How do you know if your teat spraying practises are adequate?

Make sure all farm staff are on the same page. Teat spray is only effective if it is mixed correctly and applied properly.
Check your teat spray mix
  • Use a registered and reputable brand. In some situations, a specific teat spray active i.e. Iodine instead of chlorhexidine based teat spray will be recommended. But in general, there is limited research to indicate that one active is better than the other.
  • Accurately mixed according to label directions.
  • Mix the correct concentration for the bacterial challenge i.e. during high-risk periods such as spring use 1:4. A high concentration may need to be used all season if you have a high prevalence of contagious mastitis bugs in your herd.
  • Use water of high quality to mix teat spray e.g. cooled water from the hot water cylinder.
  • Make up the batch regularly (at a minimum 2-3 times per week) and keep in a clean, sealed container out of the light.

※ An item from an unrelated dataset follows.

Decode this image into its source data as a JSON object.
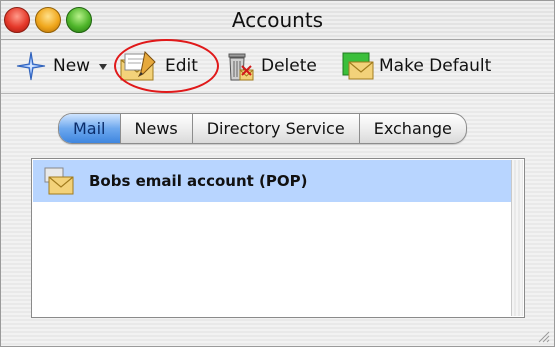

Check your emollient levels
  • If you are seeing dry, chapped teats with cracks, check the emollient levels.
  • Most brands will have emollient already in the concentrate but this can be increased by adding additional emollient (glycerine or sorbitol), particularly in harsh environmental conditions like in early spring or when you have identified issues with teat condition.
  • You can add emollient up to a maximum of 15% of the total mixture – but be careful as this makes the mix thicker and this may not work well in your system.

Check teat spray coverage
  • In order to achieve adequate coverage, the industry recommendation is 15-20ml/cow/milking so if you have a herd of 300 cows you should be using a minimum of 4.5L per milking! If you are using an automatic teat sprayer the amount used needs to be higher as often more of the cow is sprayed instead of just the teats.
  • Every teat needs to be fully covered – this means the whole teat barrel.
  • Spray upwards from beneath the teats, not from the side or as the cows are walking out.
  • A drop of teat spray seen at the teat end doesn’t mean adequate coverage.
  • Don’t forget the front teats!
  • You can also do the “paper towel test” to check teat spray coverage:
    • Using your hand, wrap a clean paper towel around a teat. Unroll the paper to see if all the surfaces of the teat have been sprayed.

Get a milking assessment done

Most machine tests are what we call ‘dry tests’, where the assessment is done when there are no cows in the shed. When you are concerned about your herd’s teat condition, this sort of test can only identify some issues. Therefore we recommend assessment of the interaction between the machine and the cows during milking. Our vets that have been through the Fonterra Accredited Mastitis training will be able to look at the teat condition and do a thorough milking assessment to understand what factors are contributing to teat health in your herd. This can help identify if any actions needs to be made in the milking plant or milking process to enhance teat health and milking. Contact us if you have any concerns or would like to find out more about getting a milking assessment done on your farm.

Date Added: Wednesday, 4th November 2020